Colombian artist and activist Ospina made a satirical short film called Vampires of Poverty in 1977, a rather heavy-handed satire on documentary-makers and photographers who trade on beautiful images of the urban poor. He took this one step further with the film, Pure Blood, about the abduction and exsanguination of the urban poor by a couple of serial killers. It is uninterested in the rhythms of tension and release typical of genre horror films, and is deliberately slow and alienating: it insists, however, that B-movie vampires can be a resource for political films.
Del Toro went on to become a Hollywood block-buster giant, and his Blade films are amongst the best of their kind. Before that, he made this almost perfect Mexican vampire film, a moving story of the love of a small child for her accidentally vampirized grand-dad, who has discovered a mysterious alchemical device that feeds on blood. There is another great political story here about the vampirism of North America on Latin America, as a super-rich gringo seeks this device that promises eternal life amongst the barrios. Unlike Ospina’s rather serious and laborious film, Cronos has a lightness of touch and a wonderful mordant wit.
The B-movie still gets made and is still the place where startlingly clever ideas can be worked out in low down and dirty narratives a long way from twitchy executives looking at the bottom line. It has a great cast (Willem Defoe, Ethan Hawke) who clearly enjoy their subversive slumming. Daybreakers is set in a future where 95% of the Earth’s population are vampires and the remaining 5% of humans are farmed and commoditized for their blood. Vampirism becomes an allegory of growing inequality: it spoke eloquently to a post-crash world with a sly and cynical wit.
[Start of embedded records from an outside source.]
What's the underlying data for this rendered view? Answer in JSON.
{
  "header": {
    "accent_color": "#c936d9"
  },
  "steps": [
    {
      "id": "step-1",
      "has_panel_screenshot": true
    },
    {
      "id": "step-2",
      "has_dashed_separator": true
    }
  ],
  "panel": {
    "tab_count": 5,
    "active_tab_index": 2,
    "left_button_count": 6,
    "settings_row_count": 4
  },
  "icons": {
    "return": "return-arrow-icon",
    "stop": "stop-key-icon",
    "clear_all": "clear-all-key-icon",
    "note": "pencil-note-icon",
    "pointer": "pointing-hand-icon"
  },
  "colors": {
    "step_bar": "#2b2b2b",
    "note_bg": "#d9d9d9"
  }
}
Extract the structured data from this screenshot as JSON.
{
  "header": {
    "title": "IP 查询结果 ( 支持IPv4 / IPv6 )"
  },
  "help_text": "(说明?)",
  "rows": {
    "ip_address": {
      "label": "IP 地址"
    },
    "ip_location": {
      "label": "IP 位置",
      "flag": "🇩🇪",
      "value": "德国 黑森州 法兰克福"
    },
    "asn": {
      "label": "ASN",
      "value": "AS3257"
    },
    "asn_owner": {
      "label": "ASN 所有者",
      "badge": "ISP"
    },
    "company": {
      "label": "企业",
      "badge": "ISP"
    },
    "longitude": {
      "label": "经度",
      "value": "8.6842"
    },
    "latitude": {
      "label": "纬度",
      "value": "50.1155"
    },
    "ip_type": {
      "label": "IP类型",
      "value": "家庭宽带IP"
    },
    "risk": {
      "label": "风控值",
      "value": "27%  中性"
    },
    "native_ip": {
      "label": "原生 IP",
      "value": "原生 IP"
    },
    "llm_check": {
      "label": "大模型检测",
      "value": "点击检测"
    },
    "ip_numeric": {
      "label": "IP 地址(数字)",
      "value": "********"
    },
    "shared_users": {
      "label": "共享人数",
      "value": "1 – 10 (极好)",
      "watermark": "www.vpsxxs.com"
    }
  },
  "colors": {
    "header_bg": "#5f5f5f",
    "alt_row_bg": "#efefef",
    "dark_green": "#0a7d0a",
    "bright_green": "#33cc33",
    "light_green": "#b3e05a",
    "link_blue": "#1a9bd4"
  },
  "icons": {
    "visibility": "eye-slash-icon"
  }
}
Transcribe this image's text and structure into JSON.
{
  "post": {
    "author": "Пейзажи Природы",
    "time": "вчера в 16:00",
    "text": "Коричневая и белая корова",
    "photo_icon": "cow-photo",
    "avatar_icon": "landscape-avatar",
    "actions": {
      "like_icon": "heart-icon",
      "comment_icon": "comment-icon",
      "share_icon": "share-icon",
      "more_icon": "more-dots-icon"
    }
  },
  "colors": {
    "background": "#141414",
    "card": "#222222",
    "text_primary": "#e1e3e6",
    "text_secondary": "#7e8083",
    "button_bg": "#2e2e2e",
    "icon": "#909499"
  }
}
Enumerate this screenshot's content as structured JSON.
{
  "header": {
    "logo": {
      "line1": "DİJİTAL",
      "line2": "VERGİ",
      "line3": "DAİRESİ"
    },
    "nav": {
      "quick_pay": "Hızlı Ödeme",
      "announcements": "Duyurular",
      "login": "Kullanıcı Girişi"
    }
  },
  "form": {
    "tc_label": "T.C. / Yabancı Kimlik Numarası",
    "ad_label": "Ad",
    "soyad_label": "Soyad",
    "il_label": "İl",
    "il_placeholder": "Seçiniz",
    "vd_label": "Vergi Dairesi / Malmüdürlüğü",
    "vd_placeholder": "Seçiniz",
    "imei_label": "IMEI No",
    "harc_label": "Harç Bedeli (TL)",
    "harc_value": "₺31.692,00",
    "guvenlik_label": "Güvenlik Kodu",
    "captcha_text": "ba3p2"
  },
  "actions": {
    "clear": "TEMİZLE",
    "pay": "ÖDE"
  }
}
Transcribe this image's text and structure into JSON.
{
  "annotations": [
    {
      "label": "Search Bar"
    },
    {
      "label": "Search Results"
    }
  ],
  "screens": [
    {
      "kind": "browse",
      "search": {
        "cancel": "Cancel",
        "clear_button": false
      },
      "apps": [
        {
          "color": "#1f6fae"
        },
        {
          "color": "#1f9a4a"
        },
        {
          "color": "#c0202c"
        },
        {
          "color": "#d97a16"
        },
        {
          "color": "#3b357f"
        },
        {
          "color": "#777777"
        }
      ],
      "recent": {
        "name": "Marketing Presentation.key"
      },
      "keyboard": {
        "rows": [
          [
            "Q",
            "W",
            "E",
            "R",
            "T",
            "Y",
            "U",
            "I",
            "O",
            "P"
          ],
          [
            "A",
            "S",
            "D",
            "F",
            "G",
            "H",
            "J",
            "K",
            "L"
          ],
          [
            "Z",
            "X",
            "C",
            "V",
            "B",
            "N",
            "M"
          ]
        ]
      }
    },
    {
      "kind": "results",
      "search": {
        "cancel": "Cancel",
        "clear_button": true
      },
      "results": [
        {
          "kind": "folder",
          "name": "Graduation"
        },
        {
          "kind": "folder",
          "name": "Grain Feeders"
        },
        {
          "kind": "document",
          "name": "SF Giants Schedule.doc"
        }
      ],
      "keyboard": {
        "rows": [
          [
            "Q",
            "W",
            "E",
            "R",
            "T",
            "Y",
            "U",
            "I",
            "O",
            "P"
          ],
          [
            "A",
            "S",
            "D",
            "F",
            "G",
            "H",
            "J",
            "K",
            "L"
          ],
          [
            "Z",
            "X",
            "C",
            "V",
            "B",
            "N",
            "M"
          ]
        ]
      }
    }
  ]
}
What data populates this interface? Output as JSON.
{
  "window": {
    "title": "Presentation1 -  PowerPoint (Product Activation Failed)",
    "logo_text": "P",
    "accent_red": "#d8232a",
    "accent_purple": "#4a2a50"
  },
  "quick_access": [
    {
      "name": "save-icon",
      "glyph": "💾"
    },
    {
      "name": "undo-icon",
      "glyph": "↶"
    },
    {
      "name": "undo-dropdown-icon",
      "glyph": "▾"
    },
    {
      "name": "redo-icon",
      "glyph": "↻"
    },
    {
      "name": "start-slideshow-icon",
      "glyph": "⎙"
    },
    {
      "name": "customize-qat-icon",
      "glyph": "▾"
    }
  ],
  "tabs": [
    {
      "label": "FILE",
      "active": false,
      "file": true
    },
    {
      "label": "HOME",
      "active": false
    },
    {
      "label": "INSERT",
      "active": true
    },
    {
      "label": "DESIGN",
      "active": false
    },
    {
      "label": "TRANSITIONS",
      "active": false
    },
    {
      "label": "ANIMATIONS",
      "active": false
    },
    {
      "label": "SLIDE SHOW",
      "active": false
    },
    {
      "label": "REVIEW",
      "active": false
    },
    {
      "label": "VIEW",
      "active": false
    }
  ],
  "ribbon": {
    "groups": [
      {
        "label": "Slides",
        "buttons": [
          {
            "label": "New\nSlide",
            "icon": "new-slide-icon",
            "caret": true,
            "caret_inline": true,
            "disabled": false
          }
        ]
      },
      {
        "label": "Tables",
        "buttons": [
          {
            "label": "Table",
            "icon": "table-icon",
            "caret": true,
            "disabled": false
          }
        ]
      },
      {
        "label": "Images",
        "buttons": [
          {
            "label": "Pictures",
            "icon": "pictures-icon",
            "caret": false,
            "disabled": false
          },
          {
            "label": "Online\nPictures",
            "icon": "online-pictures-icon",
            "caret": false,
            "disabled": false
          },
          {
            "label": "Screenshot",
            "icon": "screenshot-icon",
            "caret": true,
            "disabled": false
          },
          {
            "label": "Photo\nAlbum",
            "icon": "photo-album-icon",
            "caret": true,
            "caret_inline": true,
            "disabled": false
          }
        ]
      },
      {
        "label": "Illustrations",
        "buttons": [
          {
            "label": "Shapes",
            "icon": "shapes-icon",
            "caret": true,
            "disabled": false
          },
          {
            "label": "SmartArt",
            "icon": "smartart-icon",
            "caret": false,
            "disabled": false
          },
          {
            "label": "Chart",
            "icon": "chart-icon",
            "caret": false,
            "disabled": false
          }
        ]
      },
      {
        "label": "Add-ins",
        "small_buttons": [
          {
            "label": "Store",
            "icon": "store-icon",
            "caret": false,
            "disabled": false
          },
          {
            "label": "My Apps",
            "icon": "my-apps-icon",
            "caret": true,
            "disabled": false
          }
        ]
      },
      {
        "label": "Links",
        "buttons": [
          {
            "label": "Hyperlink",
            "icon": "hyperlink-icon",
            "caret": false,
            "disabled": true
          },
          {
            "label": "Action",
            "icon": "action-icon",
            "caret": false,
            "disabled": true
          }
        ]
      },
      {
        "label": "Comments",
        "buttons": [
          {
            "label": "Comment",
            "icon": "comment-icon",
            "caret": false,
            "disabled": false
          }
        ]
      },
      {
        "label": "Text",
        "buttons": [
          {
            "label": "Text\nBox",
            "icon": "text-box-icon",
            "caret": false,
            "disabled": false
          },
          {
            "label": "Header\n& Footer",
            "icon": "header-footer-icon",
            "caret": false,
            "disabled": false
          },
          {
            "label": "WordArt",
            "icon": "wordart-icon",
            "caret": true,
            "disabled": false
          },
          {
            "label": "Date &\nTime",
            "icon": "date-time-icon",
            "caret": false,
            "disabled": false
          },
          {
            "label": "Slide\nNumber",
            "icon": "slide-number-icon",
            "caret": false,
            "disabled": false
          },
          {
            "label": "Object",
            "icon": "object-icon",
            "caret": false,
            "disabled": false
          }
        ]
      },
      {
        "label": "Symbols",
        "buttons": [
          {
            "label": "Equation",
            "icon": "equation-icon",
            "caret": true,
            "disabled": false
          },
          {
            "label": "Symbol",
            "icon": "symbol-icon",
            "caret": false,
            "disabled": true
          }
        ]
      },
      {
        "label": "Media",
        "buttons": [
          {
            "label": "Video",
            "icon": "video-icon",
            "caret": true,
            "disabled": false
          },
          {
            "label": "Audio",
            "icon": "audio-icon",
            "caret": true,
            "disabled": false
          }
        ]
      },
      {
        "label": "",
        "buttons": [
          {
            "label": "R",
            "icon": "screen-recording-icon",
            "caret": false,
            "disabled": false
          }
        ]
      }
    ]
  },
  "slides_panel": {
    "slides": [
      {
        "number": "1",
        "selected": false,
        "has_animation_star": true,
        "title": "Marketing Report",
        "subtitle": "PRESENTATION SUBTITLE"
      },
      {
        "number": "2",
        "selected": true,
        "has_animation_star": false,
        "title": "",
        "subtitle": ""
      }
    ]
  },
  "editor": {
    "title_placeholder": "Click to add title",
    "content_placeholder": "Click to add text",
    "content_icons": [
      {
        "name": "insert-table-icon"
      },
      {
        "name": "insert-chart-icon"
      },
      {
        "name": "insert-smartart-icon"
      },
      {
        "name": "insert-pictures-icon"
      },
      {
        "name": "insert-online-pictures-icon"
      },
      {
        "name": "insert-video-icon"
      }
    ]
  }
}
Jarmusch’s ultra-hip, slow and deadpan style is not to everyone’s taste. In this film it fits the languid account of two good-looking vampires living out a privileged but dwindling existence in the ruins of Detroit. Their options diminishing, they eventually travel back to the old world, with the last section set in the winding streets of Tangiers. The locations are used to impressive effect and you’ll either love the erotic languor of Tilda Swinton and Tom Hiddleston or hate it. It seems to announce the exhaustion of the vampire genre, a living on after the end of something. That, of course, is a risky thing to propose…
A spoof ‘reality’ documentary on the flat-share of four vampires in New Zealand, which shows to wonderful comic effect and with a judicious dash of CGI special effects, how the vampire can be reinvented. After the tiresome culture wars between the sparkly vampires of Twilight and the sexy vampires of True Blood, this comedy feels like it has found new avenues of vampire life to exploit.
Stark, high-contrast black and white images reveal the strange and wonderful story of a young woman vampire in contemporary Iran. Maybe don’t try harassing her as she walks home alone at night? Stoker exploited fantasies about the East, the ‘whirlpool’ from which pollution would infect the West. One of the delights of world cinema is to see how the vampire trope is reworked for different cultures and locales, subverting Stoker’s conservative impulses.
Featured image: Chicago Theatre by gautherottiphaine. CC0 via Pixabay.